Soup Supper followed by a discussion with Heidi B. Neumark, author of Hidden Inheritance.
Heidi B. Neumark is a Lutheran pastor who has served at Trinity Lutheran Church of Manhatttan since 2003. She has a strong social outreach and a meaningful theology that she assumed had been passed down for generations until her daughter discovered their Jewish heritage. Hidden Inheritance is the story of Heidi's journey to discover her family's past after finding out that her grandfather had died in a concentration camp. Heide's search for the truth caused profound ponderings on her tirty-year vocation as a Lutheran pastor. Hidden Inheritance takes the reader on a journey that wearve personal narrative, social history, and biblical reflection to challenge us to explore our own identity, vocation and theology.
Recently the SFBG read and discussed Hidden Inheritance by Heidi B. Neumark, a Lutheran pastor on New York's Upper West Side who after discovering her Jewish heritage, undertook a personal and spiritual journey to research her family history.
A special event will be held on Tuesday, May 2, 2017 at 6:00 p.m. hosted by the SFBG! The congregation is invited to join us in welcoming Heidi at a simple soup supper followed by a discussion about her book and her quest to uncover her family’s past. It will be held in Dreisbach Hall here at DCC. Please speak to either Gabriele Carll or Sandy Vogel if you have questions). More specific information will be forthcoming and will be posted on the church bulletin board, in the weekly bulletin and on social media. Please plan to join us for this wonderful opportunity!
Please join us on Monday, March 6, 2017 to discuss Hidden Inheritance by Heidi B. Neumark, a Lutheran pastor on New York's Upper West Side with a strong social outreach and a meaningful theology that she assumed had been passed down for generations, but who, after her daughter undertook genealogical research, uncovered her Jewish heritage. During Heidi’s subsequent research she discovered that her grandfather was a Jewish engineer who died in the Theresienstadt concentration camp. Her Grandmother survived and moved to Switzerland where she never mentioned her identity or the war years. More than a personal journey, Heidi’s search for the truth quickly became spiritual. It caused profound ponderings on her thirty-year vocation as a Lutheran pastor. It was a shocking revelation that her Jewish roots and successive family loss and trauma now inherently connected her to the multi-ethnic, marginalized community she had been ministering to for three decades. Hidden Inheritance takes the reader on a journey that seamlessly weaves personal narrative, social history, and biblical reflection to challenge us to explore our own identity, vocation, and theology.
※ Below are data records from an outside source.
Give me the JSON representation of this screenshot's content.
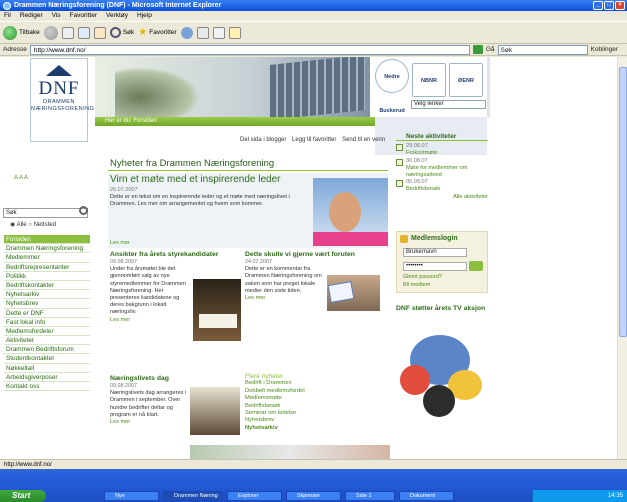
{
  "window": {
    "title": "Drammen Næringsforening (DNF) - Microsoft Internet Explorer"
  },
  "menu": [
    "Fil",
    "Rediger",
    "Vis",
    "Favoritter",
    "Verktøy",
    "Hjelp"
  ],
  "toolbar": {
    "back_label": "Tilbake",
    "search_label": "Søk",
    "favorites_label": "Favoritter"
  },
  "address": {
    "label": "Adresse",
    "url": "http://www.dnf.no/",
    "go": "Gå",
    "links": "Koblinger",
    "search_box": "Søk"
  },
  "left": {
    "logo_text": "DNF",
    "logo_sub": "DRAMMEN NÆRINGSFORENING",
    "font_control": "A A A",
    "search_label": "Søk",
    "radio_options": [
      "Alle",
      "Nettsted"
    ],
    "nav": [
      "Forsiden",
      "Drammen Næringsforening",
      "Medlemmer",
      "Bedriftsrepresentanter",
      "Politikk",
      "Bedriftskontakter",
      "Nyhetsarkiv",
      "Nyhetsbrev",
      "Dette er DNF",
      "Fast lokal info",
      "Medlemsfordeler",
      "Aktiviteter",
      "Drammen Bedriftsforum",
      "Studentkontakter",
      "Nøkkeltall",
      "Arbeidsgiverposer",
      "Kontakt oss"
    ]
  },
  "header": {
    "breadcrumb": "Her er du: Forsiden",
    "selector": "Velg lenker",
    "logos": [
      "Nedre Buskerud",
      "NBNR",
      "ØENR"
    ]
  },
  "utility": [
    "Del sida i blogger",
    "Legg til favoritter",
    "Send til en venn"
  ],
  "main": {
    "heading": "Nyheter fra Drammen Næringsforening",
    "feature": {
      "title": "Virn et møte med et inspirerende leder",
      "date": "26.07.2007",
      "text": "Dette er en tekst om en inspirerende leder og et møte med næringslivet i Drammen. Les mer om arrangementet og hvem som kommer.",
      "more": "Les mer"
    },
    "col1": {
      "title": "Ansikter fra årets styrekandidater",
      "date": "09.08.2007",
      "text": "Under fra årsmøtet ble det gjennomført valg av nye styremedlemmer for Drammen Næringsforening. Her presenteres kandidatene og deres bakgrunn i lokalt næringsliv.",
      "more": "Les mer"
    },
    "col2": {
      "title": "Dette skulle vi gjerne vært foruten",
      "date": "24.07.2007",
      "text": "Dette er en kommentar fra Drammen Næringsforening om saken som har preget lokale medier den siste tiden.",
      "more": "Les mer"
    },
    "col3": {
      "title": "Næringslivets dag",
      "date": "09.08.2007",
      "text": "Næringslivets dag arrangeres i Drammen i september. Over hundre bedrifter deltar og program er nå klart.",
      "more": "Les mer"
    },
    "tips": {
      "title": "Flere nyheter",
      "items": [
        "Bedrift i Drammen",
        "Dobbelt medlemsfordel",
        "Medlemsmøte",
        "Bedriftsbesøk",
        "Seminar om ledelse",
        "Nyhetsbrev"
      ],
      "more": "Nyhetsarkiv"
    }
  },
  "side": {
    "heading": "Neste aktiviteter",
    "events": [
      {
        "date": "29.08.07",
        "text": "Frokostmøte"
      },
      {
        "date": "30.08.07",
        "text": "Møte for medlemmer om næringsarbeid"
      },
      {
        "date": "05.09.07",
        "text": "Bedriftsbesøk"
      }
    ],
    "all": "Alle aktiviteter",
    "login": {
      "title": "Medlemslogin",
      "user": "Brukernavn",
      "pass": "••••••••",
      "forgot": "Glemt passord?",
      "register": "Bli medlem"
    },
    "tv": "DNF støtter årets TV aksjon"
  },
  "status": {
    "text": "http://www.dnf.no/"
  },
  "taskbar": {
    "start": "Start",
    "tasks": [
      "Nye",
      "Drammen Næring",
      "Explorer",
      "Skjemaer",
      "Side 1",
      "Dokument"
    ],
    "clock": "14:35"
  }
}
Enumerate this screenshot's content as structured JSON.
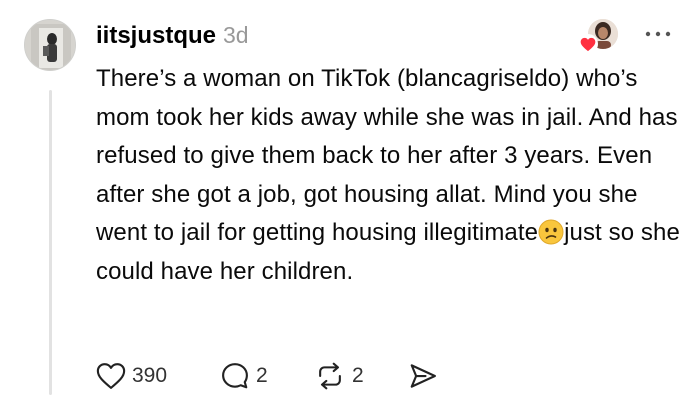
{
  "post": {
    "username": "iitsjustque",
    "timestamp": "3d",
    "text_segments": {
      "before_emoji": "There’s a woman on TikTok (blancagriseldo) who’s mom took her kids away while she was in jail. And has refused to give them back to her after 3 years. Even after she got a job, got housing allat. Mind you she went to jail for getting housing  illegitimate",
      "after_emoji": "just so she could have her children."
    },
    "emoji": "confused-face"
  },
  "actions": {
    "likes": "390",
    "replies": "2",
    "reposts": "2"
  },
  "icons": {
    "avatar": "user-avatar",
    "liker": "liked-by-avatar",
    "more": "more-options-icon",
    "like": "heart-icon",
    "reply": "comment-bubble-icon",
    "repost": "repost-icon",
    "share": "send-icon"
  },
  "colors": {
    "like_heart_badge": "#ff3040",
    "timestamp": "#999999",
    "thread_line": "#e2e2e2",
    "emoji_face": "#f9c63d"
  }
}
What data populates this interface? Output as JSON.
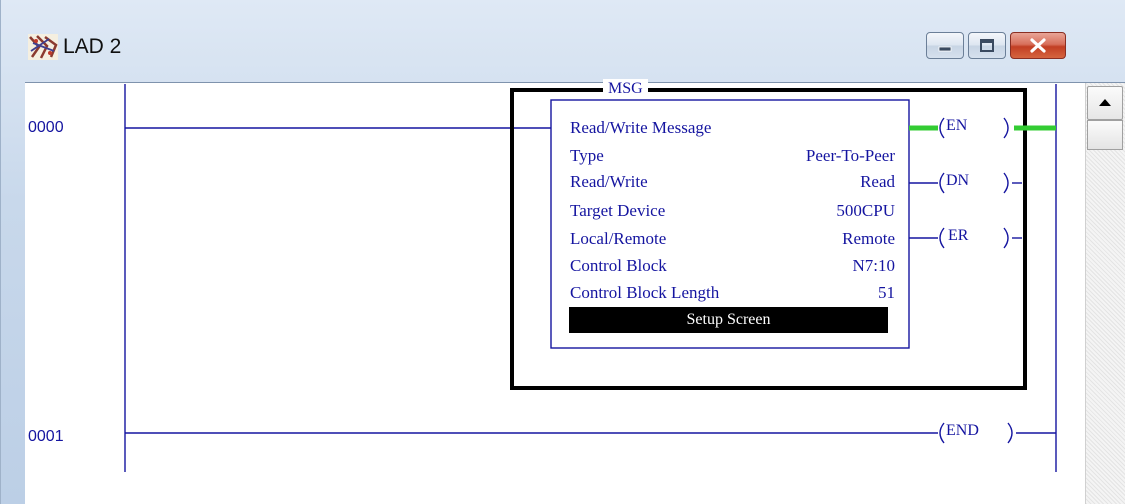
{
  "window": {
    "title": "LAD 2",
    "icon": "ladder-app-icon",
    "controls": [
      "minimize",
      "maximize",
      "close"
    ]
  },
  "rungs": [
    {
      "number": "0000"
    },
    {
      "number": "0001"
    }
  ],
  "msg_block": {
    "title": "MSG",
    "header": "Read/Write Message",
    "rows": [
      {
        "label": "Type",
        "value": "Peer-To-Peer"
      },
      {
        "label": "Read/Write",
        "value": "Read"
      },
      {
        "label": "Target Device",
        "value": "500CPU"
      },
      {
        "label": "Local/Remote",
        "value": "Remote"
      },
      {
        "label": "Control Block",
        "value": "N7:10"
      },
      {
        "label": "Control Block Length",
        "value": "51"
      }
    ],
    "setup_button": "Setup Screen",
    "outputs": [
      "EN",
      "DN",
      "ER"
    ],
    "energized_output": "EN",
    "energized_color": "#33cc33"
  },
  "end_label": "END",
  "colors": {
    "ladder": "#1515a0",
    "selection_border": "#000000"
  }
}
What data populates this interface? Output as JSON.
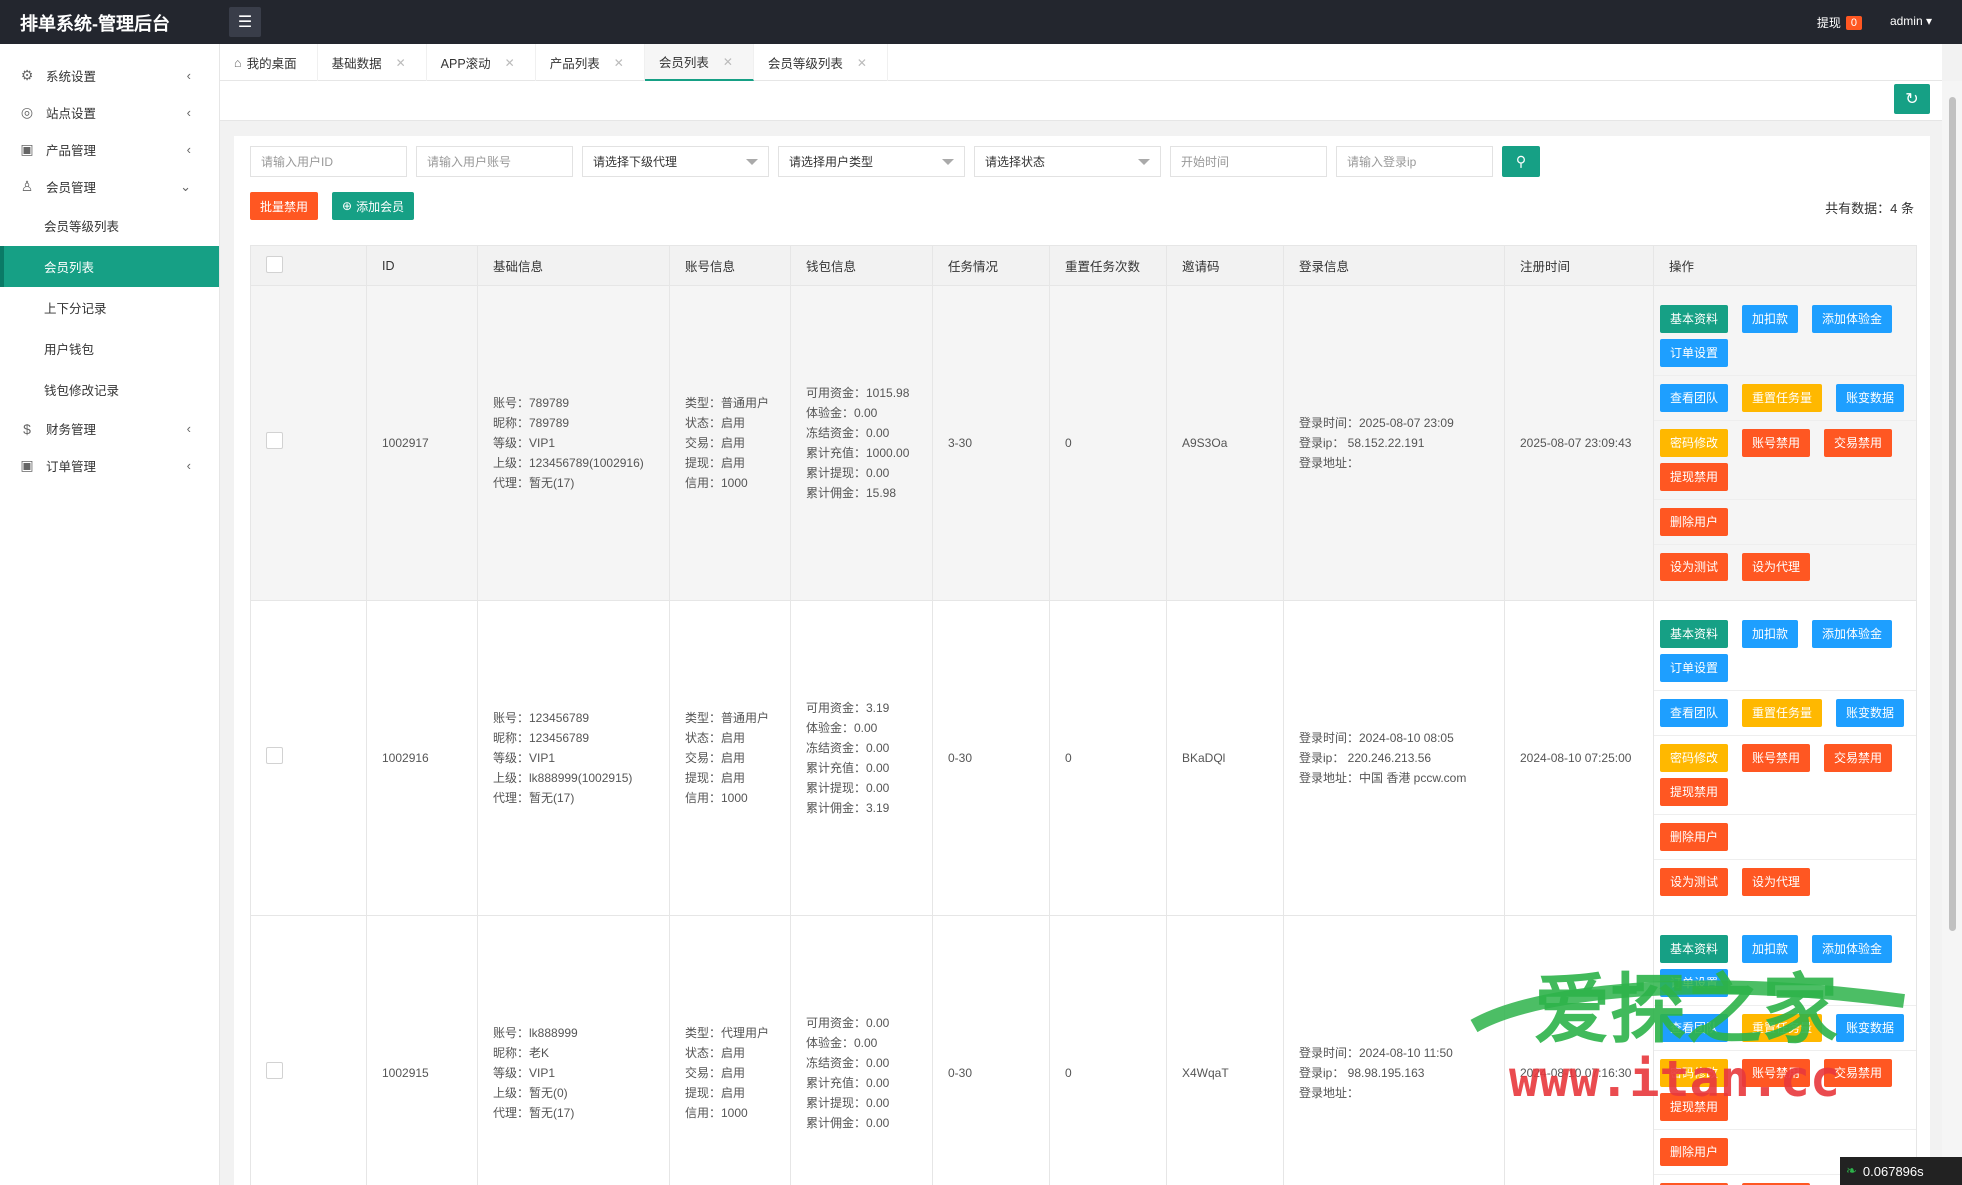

For more information contact either the church office or Sandy Vogel.
Please join on Monday, February 6, 2017 to discuss An Invisible Thread by Laura Schroff, the true, heartwarming story of the bond between a harried sales executive and an eleven-year-old boy who seemed destined for a life of poverty. When Laura Schroff brushed by a young panhandler on a New York City corner one rainy afternoon, something made her stop and turn back. She took the boy to lunch at the McDonald’s across the street that day. And she continued to go back, again and again for the next four years until both their lives had changed dramatically. Nearly thirty years later, that young boy, Mau-rice, is married and has his own family. Now he works to change the lives of disadvantaged kids, just like the boy he used to be. For more infor-mation contact either the church office or Sandy Vogel.
Please join on Monday, January 9, 2017 to discuss The Memory Keepers Daughter by Kim Edwards. On a winter night in 1964, Dr. David Henry is forced by a blizzard to deliver his own twins. His son, born first, is perfectly healthy. Yet when his daughter is born, he sees immediately that she has Down's Syndrome. Rationalizing it as a need to protect Norah, his wife, he makes a split-second decision that will alter all of their lives forever. He asks his nurse to take the baby away to an institu-tion and never to reveal the secret. But Caroline, the nurse, cannot leave the infant. Instead, she disappears into another city to raise the child herself. So begins this story that unfolds over a quarter of a century in which these two families, ignorant of each other, are yet bound by the fateful decision made that long-ago winter night.
The list of reading selections for the Spring 2017 is final. Any-one interested in joining either the morning or evening discus-sions for any or all of the books should contct the church office or Sandy Vogel.